The US Department of Defense first financed GPS to help guide military planes and missiles. Later, the system was made public and products became available to help guide cars. Despite these beginnings, the most common GPS enabled devices are not vehicles but smartphones.
Every modern smartphone contains a GPS receiver. As a result, 400 million GPS chips are built into smartphones each year. GPS works well for navigating vehicles, but there are at least 3 reasons it does not scale down well for guiding people in their daily activities:
1. Individuals spend 80% of their time indoors (source Strategy Analytics) where GPS coverage is poor. GPS systems fail indoors in the same way that they fail for cars in tunnels.
2. GPS accuracy for civilian use is good enough to locate a car on a road, but when it comes to guiding individuals, precision down to a few centimeters is required. That kind of accuracy is way beyond the capabilities of current GPS systems.
3. A GPS receiver chip consumes power every time it calculates its position. That power consumption can be a critical issue for the small batteries in smartphones. Making matters worse, people move more erratically than vehicles so their location must be checked more frequently.
For all these reasons, we need a new positioning technology besides GPS. Ideally, this new technology could be deployed indoors (at home and everywhere) within affordable picocells and would eventually make its way into our phones helping us locate all of our belongings.
GPS was powered by 24 satellites in orbit around our planet.

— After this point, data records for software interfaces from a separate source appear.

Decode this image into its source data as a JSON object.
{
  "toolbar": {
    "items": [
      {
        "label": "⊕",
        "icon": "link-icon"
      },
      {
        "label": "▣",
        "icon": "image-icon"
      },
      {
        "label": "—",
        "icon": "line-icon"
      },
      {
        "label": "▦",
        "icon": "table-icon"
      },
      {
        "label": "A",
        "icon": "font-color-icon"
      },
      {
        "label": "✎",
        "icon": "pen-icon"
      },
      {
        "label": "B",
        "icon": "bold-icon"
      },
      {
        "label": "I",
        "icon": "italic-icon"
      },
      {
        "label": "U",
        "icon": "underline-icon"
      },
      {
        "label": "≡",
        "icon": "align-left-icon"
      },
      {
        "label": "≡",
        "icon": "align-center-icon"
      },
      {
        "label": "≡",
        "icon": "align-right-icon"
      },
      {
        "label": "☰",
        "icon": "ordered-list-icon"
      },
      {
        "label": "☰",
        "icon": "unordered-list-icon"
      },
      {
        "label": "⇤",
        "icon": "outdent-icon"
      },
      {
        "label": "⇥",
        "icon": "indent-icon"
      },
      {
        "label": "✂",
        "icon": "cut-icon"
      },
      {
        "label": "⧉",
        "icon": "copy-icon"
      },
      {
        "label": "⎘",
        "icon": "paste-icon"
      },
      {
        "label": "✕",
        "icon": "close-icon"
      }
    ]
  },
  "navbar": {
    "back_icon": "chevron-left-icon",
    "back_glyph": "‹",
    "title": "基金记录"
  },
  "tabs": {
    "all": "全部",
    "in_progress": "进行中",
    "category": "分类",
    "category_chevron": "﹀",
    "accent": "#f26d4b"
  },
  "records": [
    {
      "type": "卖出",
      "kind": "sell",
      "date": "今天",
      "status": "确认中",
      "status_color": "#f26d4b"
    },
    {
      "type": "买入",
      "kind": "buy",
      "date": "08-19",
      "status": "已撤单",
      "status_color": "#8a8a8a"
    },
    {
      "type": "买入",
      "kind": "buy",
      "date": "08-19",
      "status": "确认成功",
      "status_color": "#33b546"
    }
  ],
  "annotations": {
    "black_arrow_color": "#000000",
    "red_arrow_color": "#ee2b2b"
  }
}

PicoGPS will be powered by 7 billion picocells around every person.